§ **AVAILABLE DATA**:
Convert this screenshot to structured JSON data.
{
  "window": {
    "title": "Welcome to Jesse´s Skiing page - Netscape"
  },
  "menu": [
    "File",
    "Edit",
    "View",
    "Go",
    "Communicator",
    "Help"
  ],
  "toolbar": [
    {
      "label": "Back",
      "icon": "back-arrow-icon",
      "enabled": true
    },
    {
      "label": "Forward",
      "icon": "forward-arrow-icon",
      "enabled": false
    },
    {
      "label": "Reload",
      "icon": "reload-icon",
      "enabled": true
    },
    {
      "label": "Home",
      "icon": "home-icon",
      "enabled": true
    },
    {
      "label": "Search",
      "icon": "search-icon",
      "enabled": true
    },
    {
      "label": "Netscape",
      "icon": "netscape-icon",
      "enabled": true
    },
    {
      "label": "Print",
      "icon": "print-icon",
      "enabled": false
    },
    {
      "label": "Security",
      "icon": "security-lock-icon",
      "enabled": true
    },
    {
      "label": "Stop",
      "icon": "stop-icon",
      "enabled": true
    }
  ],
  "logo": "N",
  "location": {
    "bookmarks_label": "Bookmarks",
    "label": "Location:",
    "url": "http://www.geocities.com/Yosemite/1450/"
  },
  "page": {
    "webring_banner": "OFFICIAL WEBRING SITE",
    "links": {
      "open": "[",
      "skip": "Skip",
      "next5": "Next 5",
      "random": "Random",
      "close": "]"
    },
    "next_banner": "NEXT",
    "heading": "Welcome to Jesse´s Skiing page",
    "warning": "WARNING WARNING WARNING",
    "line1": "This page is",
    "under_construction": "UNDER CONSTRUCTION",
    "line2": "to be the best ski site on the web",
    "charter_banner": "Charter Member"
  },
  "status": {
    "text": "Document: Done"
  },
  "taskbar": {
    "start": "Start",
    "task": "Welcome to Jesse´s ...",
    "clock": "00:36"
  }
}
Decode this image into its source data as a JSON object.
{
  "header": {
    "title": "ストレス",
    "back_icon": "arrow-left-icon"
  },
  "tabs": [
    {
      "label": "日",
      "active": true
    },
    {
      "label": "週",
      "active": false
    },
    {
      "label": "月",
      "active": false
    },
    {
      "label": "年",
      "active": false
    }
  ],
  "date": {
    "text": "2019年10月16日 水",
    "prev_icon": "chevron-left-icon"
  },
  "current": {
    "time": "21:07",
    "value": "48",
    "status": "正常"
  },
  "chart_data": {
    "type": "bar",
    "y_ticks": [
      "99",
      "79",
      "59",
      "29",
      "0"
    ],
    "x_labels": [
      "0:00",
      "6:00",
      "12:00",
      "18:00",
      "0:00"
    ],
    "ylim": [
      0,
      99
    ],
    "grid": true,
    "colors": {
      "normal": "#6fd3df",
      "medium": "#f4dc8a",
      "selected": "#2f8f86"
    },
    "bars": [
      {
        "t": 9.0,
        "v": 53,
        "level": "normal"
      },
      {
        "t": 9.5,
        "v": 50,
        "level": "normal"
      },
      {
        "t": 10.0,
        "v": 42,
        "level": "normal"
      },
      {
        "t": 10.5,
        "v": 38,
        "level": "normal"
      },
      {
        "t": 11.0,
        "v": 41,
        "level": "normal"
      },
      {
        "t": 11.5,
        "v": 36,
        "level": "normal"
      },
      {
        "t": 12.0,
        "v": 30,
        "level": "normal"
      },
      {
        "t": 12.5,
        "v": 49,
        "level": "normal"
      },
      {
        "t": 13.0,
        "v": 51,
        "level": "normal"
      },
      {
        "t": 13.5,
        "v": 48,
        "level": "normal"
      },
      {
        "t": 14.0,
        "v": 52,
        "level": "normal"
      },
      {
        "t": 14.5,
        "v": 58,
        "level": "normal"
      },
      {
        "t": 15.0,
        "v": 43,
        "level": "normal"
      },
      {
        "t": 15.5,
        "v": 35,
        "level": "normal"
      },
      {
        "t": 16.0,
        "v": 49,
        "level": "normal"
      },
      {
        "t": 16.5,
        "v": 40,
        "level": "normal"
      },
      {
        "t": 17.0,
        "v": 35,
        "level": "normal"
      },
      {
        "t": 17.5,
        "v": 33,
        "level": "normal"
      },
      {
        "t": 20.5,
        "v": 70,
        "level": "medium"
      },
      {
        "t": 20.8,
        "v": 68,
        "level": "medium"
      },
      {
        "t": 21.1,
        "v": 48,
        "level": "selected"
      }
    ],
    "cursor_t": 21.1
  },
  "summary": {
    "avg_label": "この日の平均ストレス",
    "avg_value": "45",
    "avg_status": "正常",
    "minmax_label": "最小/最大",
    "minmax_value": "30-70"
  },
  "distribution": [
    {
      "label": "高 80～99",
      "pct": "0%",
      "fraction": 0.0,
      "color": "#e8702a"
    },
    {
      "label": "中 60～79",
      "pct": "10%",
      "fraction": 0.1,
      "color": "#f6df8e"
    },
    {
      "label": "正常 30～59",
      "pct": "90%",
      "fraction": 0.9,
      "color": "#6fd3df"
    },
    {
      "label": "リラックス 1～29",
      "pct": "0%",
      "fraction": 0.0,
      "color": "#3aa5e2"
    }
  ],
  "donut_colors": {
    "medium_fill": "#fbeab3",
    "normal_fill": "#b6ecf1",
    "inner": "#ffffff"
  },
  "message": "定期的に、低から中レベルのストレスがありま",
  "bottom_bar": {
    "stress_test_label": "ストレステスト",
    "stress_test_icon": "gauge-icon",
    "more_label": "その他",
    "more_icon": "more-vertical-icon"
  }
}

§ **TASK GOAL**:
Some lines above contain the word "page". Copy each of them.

§ **WRITTEN ANSWER**:
    "title": "Welcome to Jesse´s Skiing page - Netscape"
  "page": {
    "heading": "Welcome to Jesse´s Skiing page",
    "line1": "This page is",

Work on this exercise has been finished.